In 1949 George Orwell published the novel 1984. In Orwell’s future, citizens were under constant surveillance by Big Brother. “Big Brother is watching” became a staple in our language, of something to be feared. The fear is that our governments were spying on us, and that we had no real privacy.
Fast forward to 2013 and we discover that Orwell may not have been too off base. Thanks to the leaking of information by Edward Snowden, we discovered that Big Brother was indeed watching. In this case, Big Brother was the U.S. government. More specifically the NSA through the PRISM surveillance program. We learned that huge amounts of data was not only being collected from specific targets, but from all of us. Our phone conversations, our private message conversations, our locations. There was even the revelation of such projects as Drop Out Jeep in which the NSA could turn on the microphone and camera of iPhones to watch and listen to users, all without their knowing.
This enraged the public. We were being spied on! How dare they! And the world truly did change, a little. People became concerned, to an extent, about their privacy. The thought of the governments which we elected and placed in power would have the gall to do such a thing disgusted us. How dare they take the authority which we had given them to spy on us in such a way.
One would think that this would be enough to get people to think critically about the services they were using and what they are doing. Sadly, it did not. Sadly it seems, most of the public simply listens to media and takes what is told to them at face value.
Apple had come forward to deny the accusation of Drop Out Jeep. They claimed that they had never installed back doors in their phones. Numerous internet companies such as the aforementioned Apple, Google, Facebook, and others which were named in Snowden’s leaks have changed the narrative in the world of privacy. They now state they are concerned for our privacy. They state that they are fighting for our privacy. They are taking that fight for our privacy to very extreme lengths. Now, these same companies that were specifically named by Snowden as leaving wide open back doors to PRISM are now refusing to give the governments any help at all, regardless of the reason. Using the outcry of the public against unnecessary spying, these companies are now using encryption as a means to deny the government help in cases of crime or terrorism.

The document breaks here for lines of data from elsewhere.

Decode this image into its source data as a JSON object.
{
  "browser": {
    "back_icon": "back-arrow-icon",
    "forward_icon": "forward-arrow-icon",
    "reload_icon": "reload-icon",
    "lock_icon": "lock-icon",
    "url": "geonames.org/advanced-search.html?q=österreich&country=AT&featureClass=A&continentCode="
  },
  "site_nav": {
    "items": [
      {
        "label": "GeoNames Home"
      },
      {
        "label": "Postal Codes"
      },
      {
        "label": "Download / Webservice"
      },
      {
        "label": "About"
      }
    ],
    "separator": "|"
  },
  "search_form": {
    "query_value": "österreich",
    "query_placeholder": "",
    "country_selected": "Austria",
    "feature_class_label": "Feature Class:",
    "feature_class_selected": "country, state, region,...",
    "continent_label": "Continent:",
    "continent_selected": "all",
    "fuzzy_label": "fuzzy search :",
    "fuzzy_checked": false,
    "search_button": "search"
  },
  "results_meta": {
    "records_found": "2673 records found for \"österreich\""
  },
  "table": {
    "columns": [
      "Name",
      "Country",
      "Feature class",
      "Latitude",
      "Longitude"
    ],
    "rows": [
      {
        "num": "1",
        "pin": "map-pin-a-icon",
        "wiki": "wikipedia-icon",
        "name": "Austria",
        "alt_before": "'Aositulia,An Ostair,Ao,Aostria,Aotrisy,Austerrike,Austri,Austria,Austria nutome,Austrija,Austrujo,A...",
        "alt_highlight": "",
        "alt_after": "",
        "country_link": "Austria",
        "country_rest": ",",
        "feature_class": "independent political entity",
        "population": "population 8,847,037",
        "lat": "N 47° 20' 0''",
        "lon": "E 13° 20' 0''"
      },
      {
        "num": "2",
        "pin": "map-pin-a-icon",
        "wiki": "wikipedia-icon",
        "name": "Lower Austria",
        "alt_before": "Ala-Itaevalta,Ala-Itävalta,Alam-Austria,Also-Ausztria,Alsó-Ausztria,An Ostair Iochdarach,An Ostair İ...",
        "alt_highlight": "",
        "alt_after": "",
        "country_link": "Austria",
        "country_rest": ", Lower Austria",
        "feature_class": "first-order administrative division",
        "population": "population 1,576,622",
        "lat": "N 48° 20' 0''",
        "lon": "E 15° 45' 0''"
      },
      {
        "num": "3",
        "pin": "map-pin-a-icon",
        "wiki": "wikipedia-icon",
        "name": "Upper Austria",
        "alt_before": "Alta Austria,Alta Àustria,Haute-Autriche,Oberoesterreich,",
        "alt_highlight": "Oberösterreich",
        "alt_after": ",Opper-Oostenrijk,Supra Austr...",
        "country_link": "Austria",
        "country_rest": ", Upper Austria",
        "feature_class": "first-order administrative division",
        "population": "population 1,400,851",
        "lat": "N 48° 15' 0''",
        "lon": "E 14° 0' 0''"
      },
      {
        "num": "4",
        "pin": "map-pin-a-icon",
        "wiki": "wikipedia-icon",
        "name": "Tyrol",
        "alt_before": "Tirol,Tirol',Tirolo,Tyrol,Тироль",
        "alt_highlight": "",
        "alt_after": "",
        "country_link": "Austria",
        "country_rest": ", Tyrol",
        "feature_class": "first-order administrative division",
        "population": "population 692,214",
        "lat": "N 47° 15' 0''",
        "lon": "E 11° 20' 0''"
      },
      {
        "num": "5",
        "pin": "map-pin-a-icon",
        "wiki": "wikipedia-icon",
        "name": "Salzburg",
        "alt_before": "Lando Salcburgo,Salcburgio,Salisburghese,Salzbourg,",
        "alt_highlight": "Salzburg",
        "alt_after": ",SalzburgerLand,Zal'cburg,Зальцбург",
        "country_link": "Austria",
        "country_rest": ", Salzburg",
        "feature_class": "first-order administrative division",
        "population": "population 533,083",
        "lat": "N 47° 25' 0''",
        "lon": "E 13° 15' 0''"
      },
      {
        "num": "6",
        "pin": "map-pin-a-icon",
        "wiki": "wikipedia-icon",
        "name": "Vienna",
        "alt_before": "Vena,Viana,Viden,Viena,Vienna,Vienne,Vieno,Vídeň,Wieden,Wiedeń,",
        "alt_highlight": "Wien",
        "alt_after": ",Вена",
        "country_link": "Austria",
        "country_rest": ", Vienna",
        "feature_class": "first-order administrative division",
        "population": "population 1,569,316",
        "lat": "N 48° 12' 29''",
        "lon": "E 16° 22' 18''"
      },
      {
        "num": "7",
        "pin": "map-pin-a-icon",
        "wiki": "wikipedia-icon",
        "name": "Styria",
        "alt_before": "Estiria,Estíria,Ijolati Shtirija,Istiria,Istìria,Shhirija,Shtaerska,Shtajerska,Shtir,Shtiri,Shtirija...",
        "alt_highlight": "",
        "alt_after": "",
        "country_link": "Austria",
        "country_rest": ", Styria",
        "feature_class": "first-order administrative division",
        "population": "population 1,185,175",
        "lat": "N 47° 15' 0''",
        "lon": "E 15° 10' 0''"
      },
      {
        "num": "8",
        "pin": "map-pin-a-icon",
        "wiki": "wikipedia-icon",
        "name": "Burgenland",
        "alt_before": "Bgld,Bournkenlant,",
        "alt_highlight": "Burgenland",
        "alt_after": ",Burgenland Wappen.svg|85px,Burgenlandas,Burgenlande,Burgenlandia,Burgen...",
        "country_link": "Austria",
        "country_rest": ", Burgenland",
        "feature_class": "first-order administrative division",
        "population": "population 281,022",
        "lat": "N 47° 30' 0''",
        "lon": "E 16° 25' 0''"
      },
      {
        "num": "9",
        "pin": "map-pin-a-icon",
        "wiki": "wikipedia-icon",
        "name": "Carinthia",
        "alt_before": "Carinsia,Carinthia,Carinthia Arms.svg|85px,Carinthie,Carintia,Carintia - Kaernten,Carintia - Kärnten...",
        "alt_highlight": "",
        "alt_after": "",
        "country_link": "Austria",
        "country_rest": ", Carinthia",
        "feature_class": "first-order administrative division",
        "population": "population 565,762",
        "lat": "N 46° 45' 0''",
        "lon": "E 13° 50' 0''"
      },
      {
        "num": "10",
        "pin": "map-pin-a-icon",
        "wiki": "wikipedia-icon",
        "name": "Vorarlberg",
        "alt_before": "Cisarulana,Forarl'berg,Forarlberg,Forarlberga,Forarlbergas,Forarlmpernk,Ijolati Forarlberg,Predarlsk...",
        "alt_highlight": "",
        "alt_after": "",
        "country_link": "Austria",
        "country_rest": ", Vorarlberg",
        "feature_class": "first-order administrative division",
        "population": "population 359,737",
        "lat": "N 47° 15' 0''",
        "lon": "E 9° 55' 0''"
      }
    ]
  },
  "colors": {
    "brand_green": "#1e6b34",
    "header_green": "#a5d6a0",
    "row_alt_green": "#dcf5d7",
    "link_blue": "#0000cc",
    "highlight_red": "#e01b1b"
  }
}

A large portion of the public is happy with this. They happily believe that these companies are looking out for their privacy because they are fighting their governments.
There is a critical flaw in this theory. The flaw is that back doors are not needed when there are wide open front doors.
Big Brother is indeed watching. Big Brother is watching more intently than he’s ever watched before. But it’s not the Big Brother most people would recognize. It turns out that Big Brother is not the governments of this world. Instead, Big Brother is commercial companies. The same commercial companies originally listed by Snowden in his leaks. And these commercial companies are not watching us so ensure we are stepping inside the lines, they’re not watching to ensure we follow the laws of the land, they are watching for profit. They are watching to commoditize the user.
Let’s look back to what the public was outraged about. It was the wholesale spying on our communications. Be they voice calls, emails, or messages sent via different messengers. It was not the wiretapping of criminals, that has gone on for long enough with no complaints by the public. It was the fact that regular law abiding folk was being watched and listened to. The fact of the matter is, that those regular law abiding folk are now being watched and listened to at an even greater extent.
Social media giant Facebook, which also owns Instagram and WhatsApp, tracks us to an extent I believe Project PRISM would be jealous of. They track users location, web history, they have access to millions if not billions of photos of it’s users. It is now being found out that Facebook leaves the mic active on phones using it’s apps, and is scraping information from the so called private messages being sent between users. Google has placed many apps in the Apple App Store, one of the newer ones is a keyboard which will relay information back to Google, with the reasoning that it will provide a better experience to the user. The fact of the matter is it is information being collected on the user, and sent out to a third party. The shocking thing? Apple and Google, who have stated a strong stance against the supposed back doors requested by governments are allowing apps not limited to Facebook and Google full access to their users. The very access they claim to be protecting from governments.
How can we ensure that users fully understand what they are giving up by using these “services”? I think it’s obvious that users do not. All too obvious. Many of these activities carried out by these apps are hidden deep withing EULA agreements which no one ever realistically reads, or camouflaged behind confusing permissions. Do we need further proof? Here’s a perfect test. Do a quick internet search of “turn off location services in Facebook” and you will find hundreds of posts written over the last several years which follow the same pattern. That pattern is as follows;
“Did you know Facebook tracks your location? No one wants that. Here’s how to turn it off”
This is generally followed by a few angry comments from readers that are shocked that Facebook has done such a thing. They will then turn off their location services, and go back to happily using Facebook and on the next Facebook update those location services are turned back on again, with the user none the wiser.
If you’d like further proof, simply read any of the comments on any site which was speaking about the Apple vs. FBI encryption debate. You shall see hundreds of users irate over the idea that the government would have access to the messages of users, all the while gladly handing over this very same information to companies which have absolutely no responsibility to our welfare. The only responsibility these companies have is to profit. And it shows.
If you ask me, the battle over back doors is simply a diversionary tactic. A diversion so that users will not notice that the front door is wide open.